Print exactly the lines from the line with "What data populates" to the last line of the data, please, both included.

DATASET CONTENT: Begin

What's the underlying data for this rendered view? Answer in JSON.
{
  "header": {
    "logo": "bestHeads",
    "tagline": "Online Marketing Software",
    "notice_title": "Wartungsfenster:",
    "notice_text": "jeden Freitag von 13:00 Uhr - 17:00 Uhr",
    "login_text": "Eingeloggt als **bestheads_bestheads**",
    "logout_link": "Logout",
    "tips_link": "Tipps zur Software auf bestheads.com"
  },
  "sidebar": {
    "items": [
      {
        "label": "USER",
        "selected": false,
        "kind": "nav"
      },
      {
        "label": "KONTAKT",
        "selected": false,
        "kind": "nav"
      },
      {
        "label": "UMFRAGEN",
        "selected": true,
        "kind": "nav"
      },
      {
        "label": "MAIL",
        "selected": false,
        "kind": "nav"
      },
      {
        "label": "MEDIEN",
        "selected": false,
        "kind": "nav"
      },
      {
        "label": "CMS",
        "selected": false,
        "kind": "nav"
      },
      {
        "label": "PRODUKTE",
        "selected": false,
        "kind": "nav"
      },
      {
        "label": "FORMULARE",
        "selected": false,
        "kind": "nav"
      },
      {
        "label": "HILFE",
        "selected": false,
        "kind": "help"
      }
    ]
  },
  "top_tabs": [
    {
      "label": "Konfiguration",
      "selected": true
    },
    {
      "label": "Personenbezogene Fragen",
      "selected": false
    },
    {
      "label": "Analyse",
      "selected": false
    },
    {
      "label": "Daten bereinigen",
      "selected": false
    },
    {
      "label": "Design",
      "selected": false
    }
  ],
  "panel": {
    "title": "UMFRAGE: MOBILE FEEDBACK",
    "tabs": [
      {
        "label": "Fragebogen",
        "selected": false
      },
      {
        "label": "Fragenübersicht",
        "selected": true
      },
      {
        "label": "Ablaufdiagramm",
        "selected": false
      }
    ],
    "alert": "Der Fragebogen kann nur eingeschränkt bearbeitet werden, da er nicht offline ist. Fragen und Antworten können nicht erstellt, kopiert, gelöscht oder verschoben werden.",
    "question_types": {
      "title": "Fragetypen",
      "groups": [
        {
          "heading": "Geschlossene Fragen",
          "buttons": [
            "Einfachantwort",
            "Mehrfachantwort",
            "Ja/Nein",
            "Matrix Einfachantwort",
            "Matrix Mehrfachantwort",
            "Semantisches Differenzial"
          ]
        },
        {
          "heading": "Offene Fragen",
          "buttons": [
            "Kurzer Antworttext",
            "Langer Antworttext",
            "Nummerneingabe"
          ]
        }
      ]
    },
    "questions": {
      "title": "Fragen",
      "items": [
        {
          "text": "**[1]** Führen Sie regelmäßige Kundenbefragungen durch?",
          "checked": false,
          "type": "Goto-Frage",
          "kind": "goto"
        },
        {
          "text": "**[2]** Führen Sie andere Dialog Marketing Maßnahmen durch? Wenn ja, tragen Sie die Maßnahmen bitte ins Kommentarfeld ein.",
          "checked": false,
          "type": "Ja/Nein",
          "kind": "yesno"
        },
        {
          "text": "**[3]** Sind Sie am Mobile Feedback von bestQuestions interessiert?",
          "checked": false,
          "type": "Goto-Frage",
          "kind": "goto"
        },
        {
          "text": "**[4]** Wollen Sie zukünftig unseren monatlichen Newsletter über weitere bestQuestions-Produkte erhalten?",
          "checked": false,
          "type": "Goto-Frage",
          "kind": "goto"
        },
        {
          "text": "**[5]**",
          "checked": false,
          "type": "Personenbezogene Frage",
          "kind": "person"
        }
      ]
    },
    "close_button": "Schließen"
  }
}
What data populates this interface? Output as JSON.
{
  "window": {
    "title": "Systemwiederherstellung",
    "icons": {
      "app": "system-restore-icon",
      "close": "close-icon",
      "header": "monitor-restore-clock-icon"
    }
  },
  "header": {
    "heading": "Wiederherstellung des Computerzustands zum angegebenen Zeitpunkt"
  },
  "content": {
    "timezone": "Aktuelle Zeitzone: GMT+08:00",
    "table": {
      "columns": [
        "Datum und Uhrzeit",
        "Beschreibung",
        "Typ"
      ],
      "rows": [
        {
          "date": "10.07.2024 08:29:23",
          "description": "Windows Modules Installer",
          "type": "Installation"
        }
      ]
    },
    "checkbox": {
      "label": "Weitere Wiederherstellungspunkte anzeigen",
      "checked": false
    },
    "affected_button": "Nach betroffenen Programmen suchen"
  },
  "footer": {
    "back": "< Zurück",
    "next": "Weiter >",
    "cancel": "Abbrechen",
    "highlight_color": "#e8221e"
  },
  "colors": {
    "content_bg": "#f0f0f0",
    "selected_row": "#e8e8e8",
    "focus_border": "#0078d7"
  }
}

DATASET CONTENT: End

▶ **RESPONSE AREA**
What data populates this interface? Output as JSON.
{
  "window": {
    "title": "Systemwiederherstellung",
    "icons": {
      "app": "system-restore-icon",
      "close": "close-icon",
      "header": "monitor-restore-clock-icon"
    }
  },
  "header": {
    "heading": "Wiederherstellung des Computerzustands zum angegebenen Zeitpunkt"
  },
  "content": {
    "timezone": "Aktuelle Zeitzone: GMT+08:00",
    "table": {
      "columns": [
        "Datum und Uhrzeit",
        "Beschreibung",
        "Typ"
      ],
      "rows": [
        {
          "date": "10.07.2024 08:29:23",
          "description": "Windows Modules Installer",
          "type": "Installation"
        }
      ]
    },
    "checkbox": {
      "label": "Weitere Wiederherstellungspunkte anzeigen",
      "checked": false
    },
    "affected_button": "Nach betroffenen Programmen suchen"
  },
  "footer": {
    "back": "< Zurück",
    "next": "Weiter >",
    "cancel": "Abbrechen",
    "highlight_color": "#e8221e"
  },
  "colors": {
    "content_bg": "#f0f0f0",
    "selected_row": "#e8e8e8",
    "focus_border": "#0078d7"
  }
}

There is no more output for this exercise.